6 Reasons to Use Your Own Name in Your Company’s Branding
Naming your business is one of the most important strategic decisions you’ll ever make.
My friends Ron Goldfarb and Tony Weber own the best video production company in Cleveland, Ohio. They recently changed their firm’s identity and used their own names in their new branding: Goldfarb Weber Creative Media.
Building your company’s brand around your name can be a smart marketing strategy, especially for professional services companies.
Here are six reasons why it’s smart to name your business after yourself, three ways it can be problematic, and some tips for success.
6 Branding Advantages of Using Your Name in Your Business Identity
Many of the best known brands in the world are named after individuals who founded the company, including Procter & Gamble, Ford, Johnson & Johnson, Hewlett-Packard, and J.P. Morgan Chase, all in the top 50 of the FORTUNE® 500 list of the world’s largest companies.
Should you use your own name in your company’s brand? Here are six reasons why it’s a good idea:
- Capitalizes on your personal reputation: You are selling your knowledge and expertise.

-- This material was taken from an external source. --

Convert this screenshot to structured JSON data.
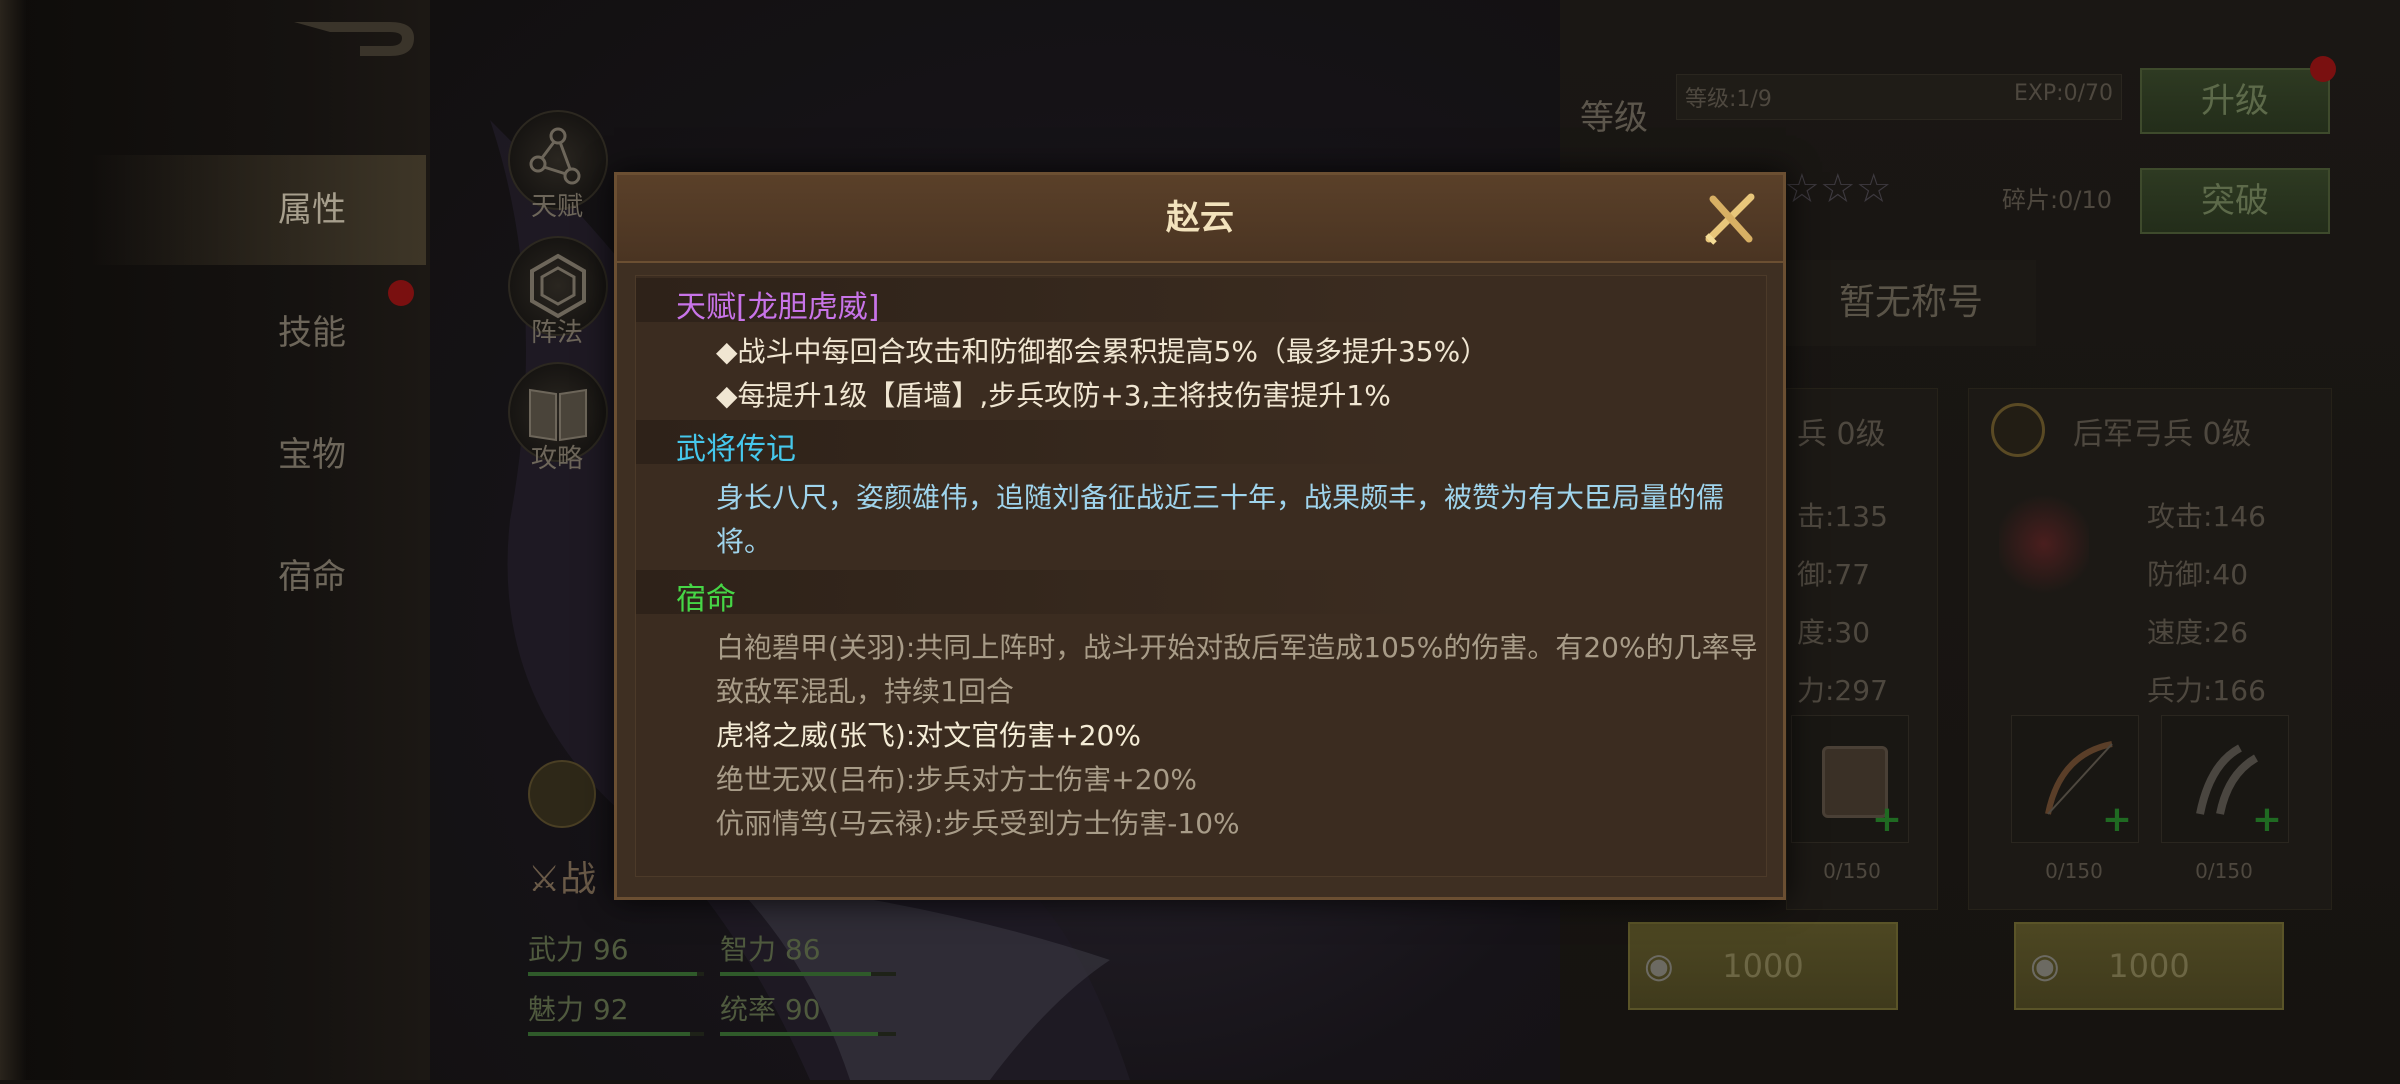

Using your own name maximizes the value of your personal credibility as a respected and reputable supplier in your market.
- Builds trust and credibility: Customers like to know there are real people behind a business who will be accountable for their products and services. As Ron Goldfarb explained in an article in the Cleveland Plain Dealer, “100 percent of our clients know me and Tony personally.”
- Creates immediate brand equity: “We made this a business decision and not a creative decision,” Tony Weber told me. “By going in this direction, we don’t have to build as much brand equity as we would if we came up with something completely different.”
- Differentiates your business from competitors: Unless you have a direct competitor with the same name, using your own name gives your business a unique identity that can help you stand out in crowded marketplace.
- Makes your business memorable: Your own name is so specific that it helps people remember your company, especially if they already know you as an individual or if your name is distinctive.
- Demonstrates passion and commitment: You must love what you do to put your name on it and that passion probably shows in the way you run your enterprise and train your staff. Using your own name illustrates your commitment and underscores the reasons you became a business owner in the first place.
Three Potential Pitfalls
But before you decide to link your personal identity with your brand, consider three reasons to be cautious:
- Lack of definition about your business: Using your name capitalizes on your star power, but does it clarify what your company does? Many companies add a descriptor to the owner’s name, like Goldfarb Weber did. Consider taking this approach if your name alone is too vague for prospects to know what you do.
- The ease of pronouncing your name: I used my own name in branding my Cleveland marketing consulting firm for all the reasons noted above. Though I’m glad I did, the difficulty of spelling and pronouncing “Gianfagna” (it rhymes with “lasagna”) has at times been a stumbling block. To get around it, we put pronunciation front and center on our website and in personal introductions. (We often joke about our tricky name and once built a lasagna-themed marketing campaign around it.)
- What happens when ownership or management changes: When you or a named partner leave the company, the transition can create a branding dilemma. If the departing person is retiring, there may be no reason to change the brand. But if they leave to start a new business – or new owners take charge – a name change might be required. The decision will depend on how much equity there is in the existing brand.
Tips for Success
If it makes sense for your branding and marketing strategy to put your name on the door, keep the following tips in mind:
- Don’t let the name get too long: Law firms and advertising agencies that used to be four or five last names long are rebranding themselves as one or two words, which is what most people called them anyway. Simpler is almost always better in branding.
- Know when (and when not) to feature the owners in marketing: Making the company owner the face of the brand adds authenticity to your message, but if your goal is to sell the expertise of your entire team – and have your business live on long after you’ve moved to a beach in Florida – don’t overplay a single individual.
- Focus on the owner’s values: Since you’re using your personal credibility as the foundation of your business, be sure your marketing communicates how your personal values drive the way you and your employees do business.
Thinking about changing your company’s name? Here are ten helpful tips.